[Records from a dataset]
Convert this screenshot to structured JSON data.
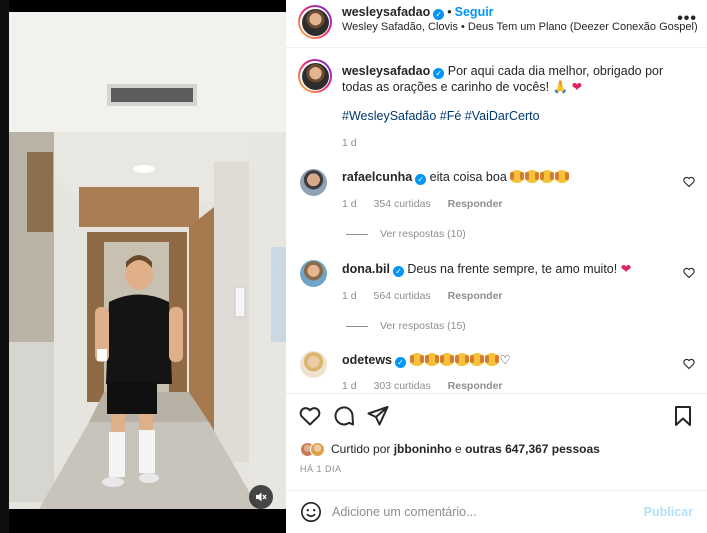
{
  "post": {
    "username": "wesleysafadao",
    "follow_label": "Seguir",
    "audio": "Wesley Safadão, Clovis • Deus Tem um Plano (Deezer Conexão Gospel)",
    "caption": "Por aqui cada dia melhor, obrigado por todas as orações e carinho de vocês! 🙏",
    "caption_heart": "❤",
    "hashtags": "#WesleySafadão #Fé #VaiDarCerto",
    "caption_age": "1 d"
  },
  "comments": [
    {
      "username": "rafaelcunha",
      "text": "eita coisa boa",
      "emoji_count": 4,
      "age": "1 d",
      "likes": "354 curtidas",
      "reply_label": "Responder",
      "view_replies": "Ver respostas (10)"
    },
    {
      "username": "dona.bil",
      "text": "Deus na frente sempre, te amo muito!",
      "heart": "❤",
      "age": "1 d",
      "likes": "564 curtidas",
      "reply_label": "Responder",
      "view_replies": "Ver respostas (15)"
    },
    {
      "username": "odetews",
      "text": "",
      "emoji_count": 6,
      "heart": "♡",
      "age": "1 d",
      "likes": "303 curtidas",
      "reply_label": "Responder"
    }
  ],
  "likes_summary": {
    "prefix": "Curtido por",
    "user": "jbboninho",
    "middle": "e",
    "others": "outras 647,367 pessoas"
  },
  "time_ago": "HÁ 1 DIA",
  "add_comment": {
    "placeholder": "Adicione um comentário...",
    "publish_label": "Publicar"
  },
  "more_label": "•••",
  "colors": {
    "link_blue": "#0095f6",
    "hashtag_blue": "#00376b",
    "muted_text": "#8e8e8e",
    "heart_red": "#e0245e",
    "publish_disabled": "#b2dffc"
  },
  "icons": [
    "mute-icon",
    "like-icon",
    "comment-icon",
    "share-icon",
    "save-icon",
    "emoji-icon",
    "more-icon",
    "verified-icon"
  ]
}
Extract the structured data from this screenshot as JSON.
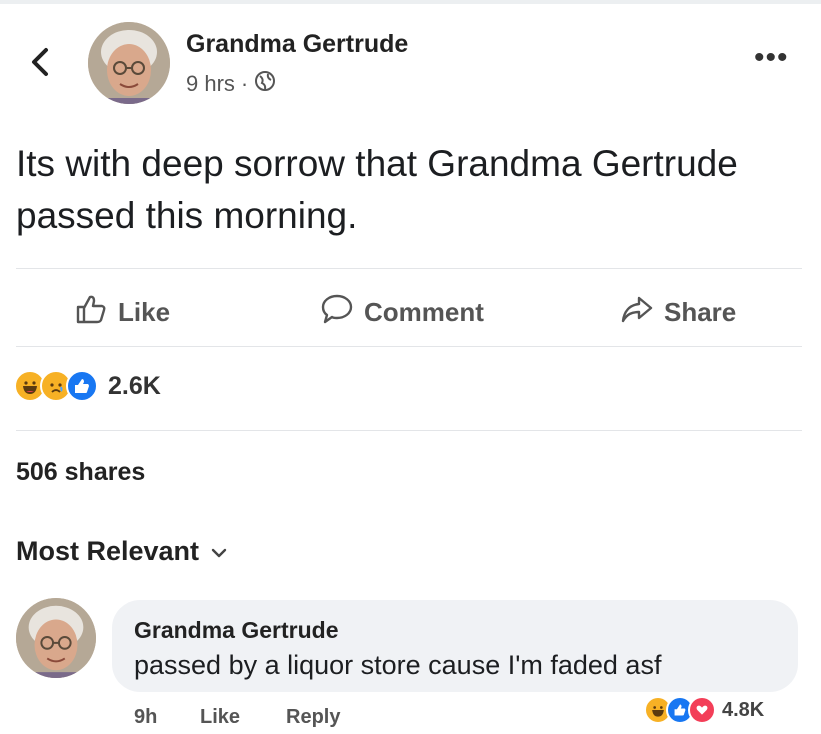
{
  "post": {
    "author": "Grandma Gertrude",
    "time": "9 hrs",
    "separator": "·",
    "text": "Its with deep sorrow that Grandma Gertrude passed this morning."
  },
  "actions": {
    "like": "Like",
    "comment": "Comment",
    "share": "Share"
  },
  "reactions": {
    "count": "2.6K",
    "types": [
      "haha",
      "sad",
      "like"
    ]
  },
  "shares": "506 shares",
  "sort_label": "Most Relevant",
  "comment": {
    "author": "Grandma Gertrude",
    "text": "passed by a liquor store cause I'm faded asf",
    "time": "9h",
    "like": "Like",
    "reply": "Reply",
    "reaction_count": "4.8K",
    "reaction_types": [
      "haha",
      "like",
      "love"
    ]
  },
  "colors": {
    "like_blue": "#1877f2",
    "love_red": "#f33e58",
    "haha_yellow": "#f7b125",
    "text": "#1c1e21",
    "bubble": "#f0f2f5"
  }
}
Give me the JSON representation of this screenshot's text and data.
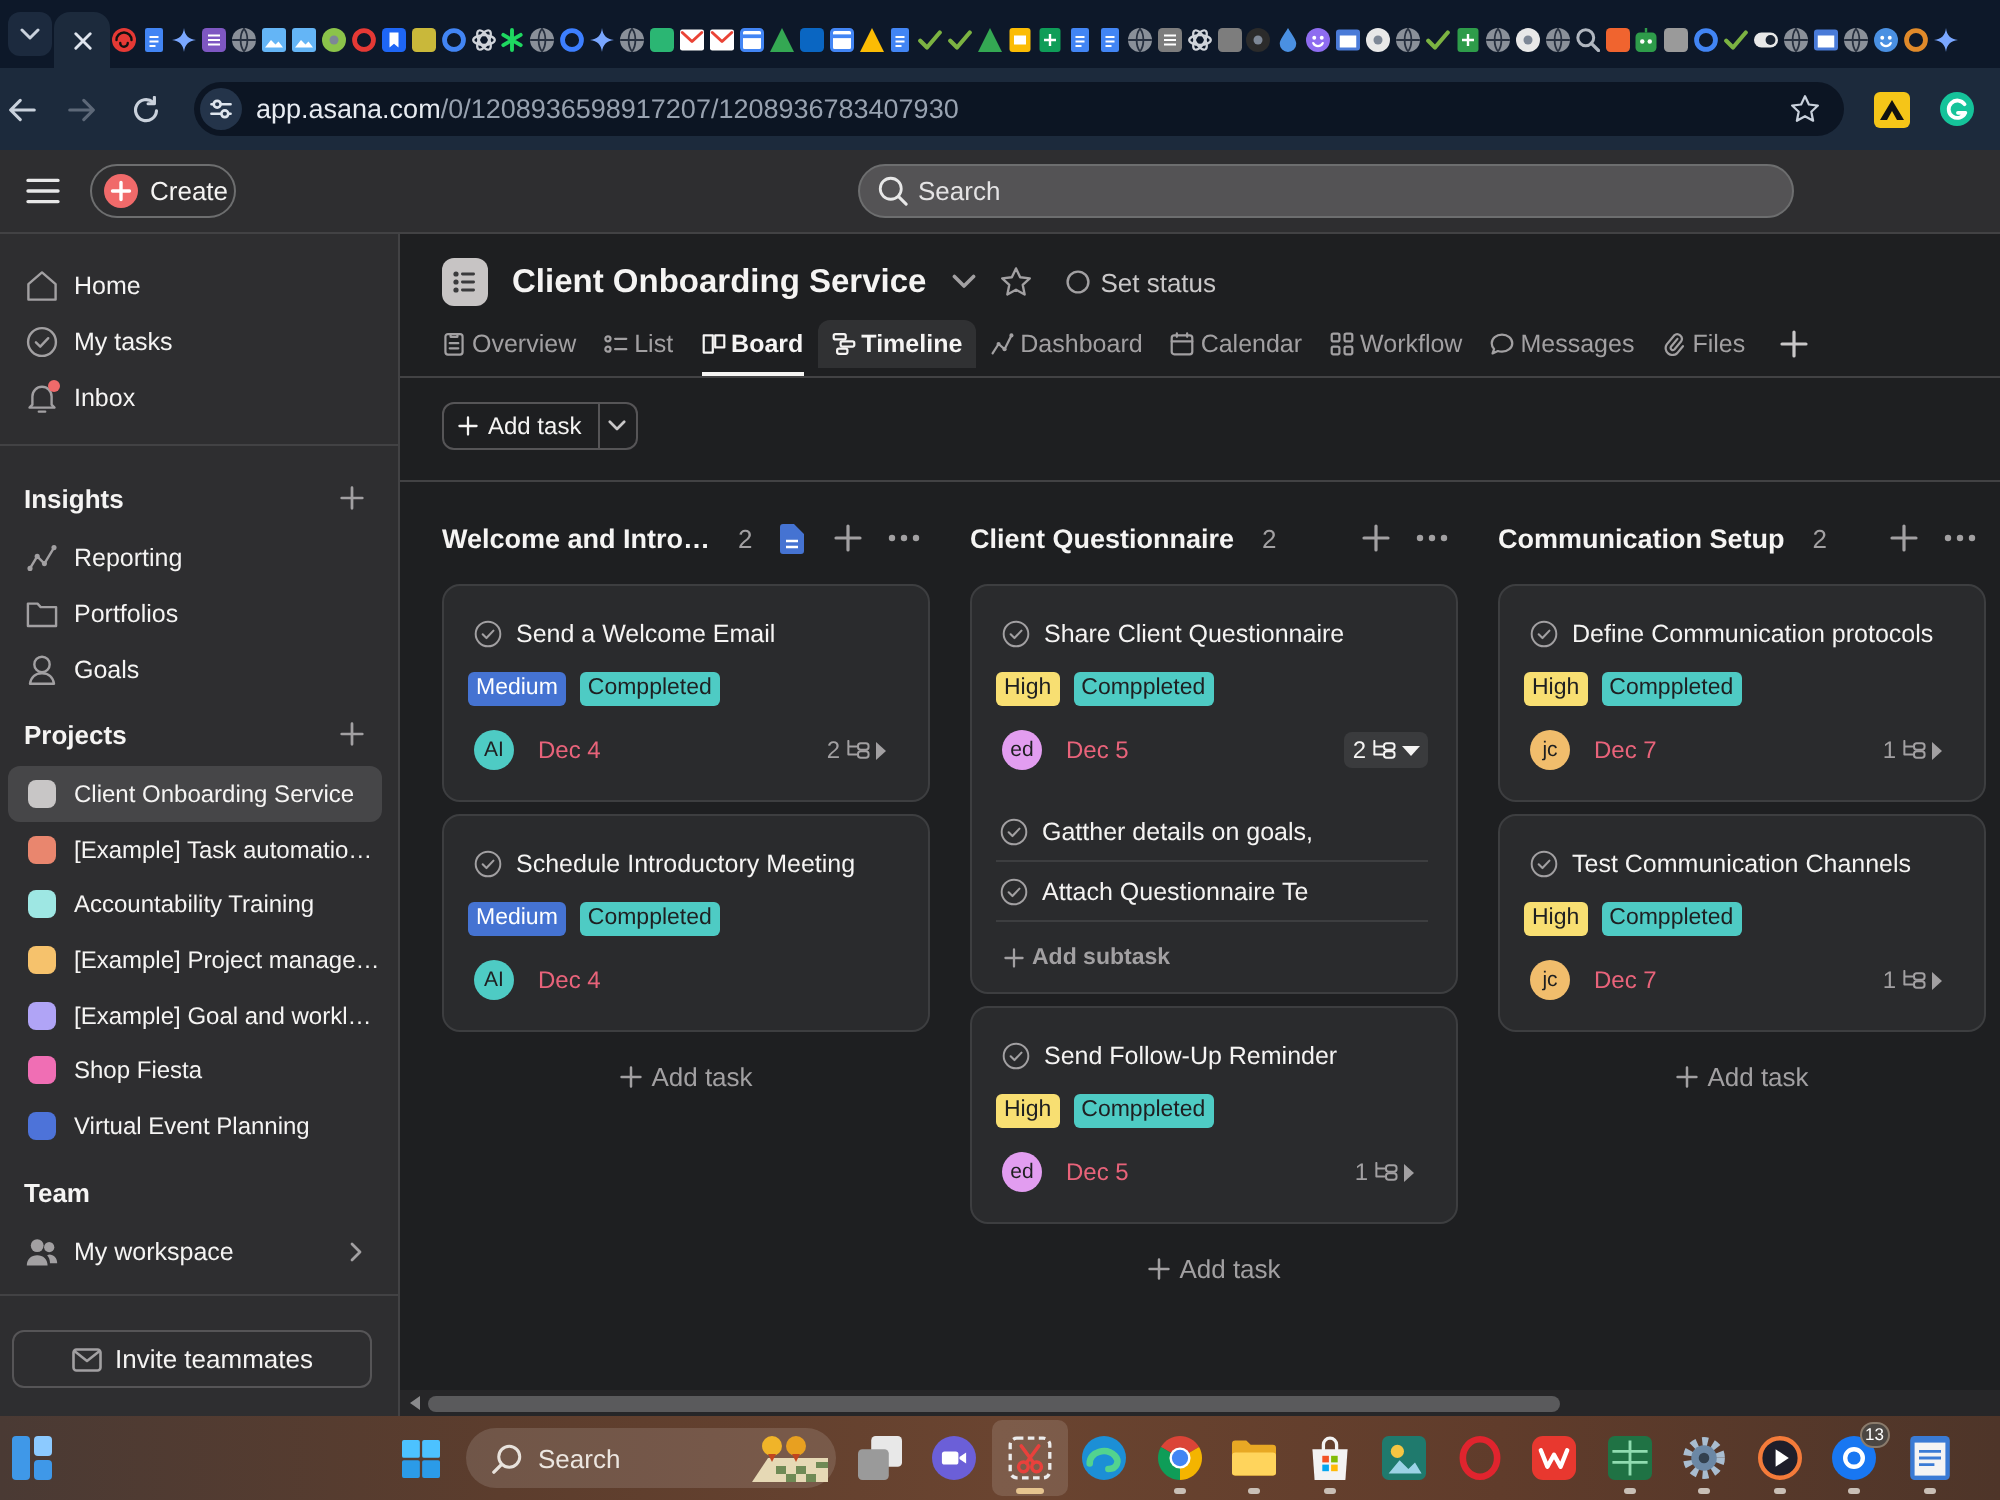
{
  "browser": {
    "url_host": "app.asana.com",
    "url_path": "/0/1208936598917207/1208936783407930"
  },
  "topbar": {
    "create": "Create",
    "search_placeholder": "Search"
  },
  "sidebar": {
    "nav": [
      {
        "kind": "home",
        "label": "Home",
        "badge": false
      },
      {
        "kind": "tasks",
        "label": "My tasks",
        "badge": false
      },
      {
        "kind": "inbox",
        "label": "Inbox",
        "badge": true
      }
    ],
    "insights": {
      "title": "Insights",
      "items": [
        {
          "kind": "reporting",
          "label": "Reporting"
        },
        {
          "kind": "portfolios",
          "label": "Portfolios"
        },
        {
          "kind": "goals",
          "label": "Goals"
        }
      ]
    },
    "projects": {
      "title": "Projects",
      "items": [
        {
          "name": "Client Onboarding Service",
          "color": "#c8c6c6",
          "selected": true
        },
        {
          "name": "[Example] Task automatio…",
          "color": "#e9866e",
          "selected": false
        },
        {
          "name": "Accountability Training",
          "color": "#9ee7e3",
          "selected": false
        },
        {
          "name": "[Example] Project manage…",
          "color": "#f6c26c",
          "selected": false
        },
        {
          "name": "[Example] Goal and workl…",
          "color": "#b0a4f6",
          "selected": false
        },
        {
          "name": "Shop Fiesta",
          "color": "#f06eb4",
          "selected": false
        },
        {
          "name": "Virtual Event Planning",
          "color": "#4d73d9",
          "selected": false
        }
      ]
    },
    "team": {
      "title": "Team",
      "items": [
        {
          "kind": "workspace",
          "label": "My workspace"
        }
      ]
    },
    "invite": "Invite teammates"
  },
  "project": {
    "title": "Client Onboarding Service",
    "status": "Set status",
    "tabs": [
      {
        "kind": "overview",
        "label": "Overview",
        "selected": false,
        "hovered": false
      },
      {
        "kind": "list",
        "label": "List",
        "selected": false,
        "hovered": false
      },
      {
        "kind": "board",
        "label": "Board",
        "selected": true,
        "hovered": false
      },
      {
        "kind": "timeline",
        "label": "Timeline",
        "selected": false,
        "hovered": true
      },
      {
        "kind": "dashboard",
        "label": "Dashboard",
        "selected": false,
        "hovered": false
      },
      {
        "kind": "calendar",
        "label": "Calendar",
        "selected": false,
        "hovered": false
      },
      {
        "kind": "workflow",
        "label": "Workflow",
        "selected": false,
        "hovered": false
      },
      {
        "kind": "messages",
        "label": "Messages",
        "selected": false,
        "hovered": false
      },
      {
        "kind": "files",
        "label": "Files",
        "selected": false,
        "hovered": false
      }
    ],
    "add_task": "Add task"
  },
  "columns": [
    {
      "title": "Welcome and Intro…",
      "count": "2",
      "doc": true,
      "add_task": "Add task",
      "cards": [
        {
          "title": "Send a Welcome Email",
          "tags": [
            {
              "label": "Medium",
              "color": "#4573d2"
            },
            {
              "label": "Comppleted",
              "color": "#4ecbc4"
            }
          ],
          "assignee": {
            "initials": "AI",
            "color": "#4ecbc4"
          },
          "due": "Dec 4",
          "subtasks": {
            "count": "2",
            "expanded": false
          }
        },
        {
          "title": "Schedule Introductory Meeting",
          "tags": [
            {
              "label": "Medium",
              "color": "#4573d2"
            },
            {
              "label": "Comppleted",
              "color": "#4ecbc4"
            }
          ],
          "assignee": {
            "initials": "AI",
            "color": "#4ecbc4"
          },
          "due": "Dec 4"
        }
      ]
    },
    {
      "title": "Client Questionnaire",
      "count": "2",
      "doc": false,
      "add_task": "Add task",
      "cards": [
        {
          "title": "Share Client Questionnaire",
          "tags": [
            {
              "label": "High",
              "color": "#f8df72"
            },
            {
              "label": "Comppleted",
              "color": "#4ecbc4"
            }
          ],
          "assignee": {
            "initials": "ed",
            "color": "#e29df0"
          },
          "due": "Dec 5",
          "subtasks": {
            "count": "2",
            "expanded": true,
            "items": [
              "Gatther details on goals,",
              "Attach Questionnaire Te"
            ],
            "add": "Add subtask"
          }
        },
        {
          "title": "Send Follow-Up Reminder",
          "tags": [
            {
              "label": "High",
              "color": "#f8df72"
            },
            {
              "label": "Comppleted",
              "color": "#4ecbc4"
            }
          ],
          "assignee": {
            "initials": "ed",
            "color": "#e29df0"
          },
          "due": "Dec 5",
          "subtasks": {
            "count": "1",
            "expanded": false
          }
        }
      ]
    },
    {
      "title": "Communication Setup",
      "count": "2",
      "doc": false,
      "add_task": "Add task",
      "cards": [
        {
          "title": "Define Communication protocols",
          "tags": [
            {
              "label": "High",
              "color": "#f8df72"
            },
            {
              "label": "Comppleted",
              "color": "#4ecbc4"
            }
          ],
          "assignee": {
            "initials": "jc",
            "color": "#f1bd6c"
          },
          "due": "Dec 7",
          "subtasks": {
            "count": "1",
            "expanded": false
          }
        },
        {
          "title": "Test Communication Channels",
          "tags": [
            {
              "label": "High",
              "color": "#f8df72"
            },
            {
              "label": "Comppleted",
              "color": "#4ecbc4"
            }
          ],
          "assignee": {
            "initials": "jc",
            "color": "#f1bd6c"
          },
          "due": "Dec 7",
          "subtasks": {
            "count": "1",
            "expanded": false
          }
        }
      ]
    }
  ],
  "taskbar": {
    "search_placeholder": "Search",
    "apps": [
      {
        "kind": "taskview",
        "running": false,
        "active": false
      },
      {
        "kind": "meet",
        "running": false,
        "active": false
      },
      {
        "kind": "snip",
        "running": true,
        "active": true
      },
      {
        "kind": "swirl",
        "running": false,
        "active": false
      },
      {
        "kind": "segmented",
        "running": true,
        "active": false
      },
      {
        "kind": "folder",
        "running": true,
        "active": false
      },
      {
        "kind": "bag",
        "running": true,
        "active": false
      },
      {
        "kind": "tile",
        "running": false,
        "active": false
      },
      {
        "kind": "ring",
        "running": false,
        "active": false
      },
      {
        "kind": "zigzag",
        "running": false,
        "active": false
      },
      {
        "kind": "sheet",
        "running": true,
        "active": false
      },
      {
        "kind": "gear",
        "running": true,
        "active": false
      },
      {
        "kind": "play",
        "running": true,
        "active": false
      },
      {
        "kind": "disc",
        "running": true,
        "active": false,
        "badge": "13"
      },
      {
        "kind": "notepad",
        "running": true,
        "active": false
      }
    ]
  }
}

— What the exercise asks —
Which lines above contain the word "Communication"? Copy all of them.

— Written solution —
      "title": "Communication Setup",
          "title": "Define Communication protocols",
          "title": "Test Communication Channels",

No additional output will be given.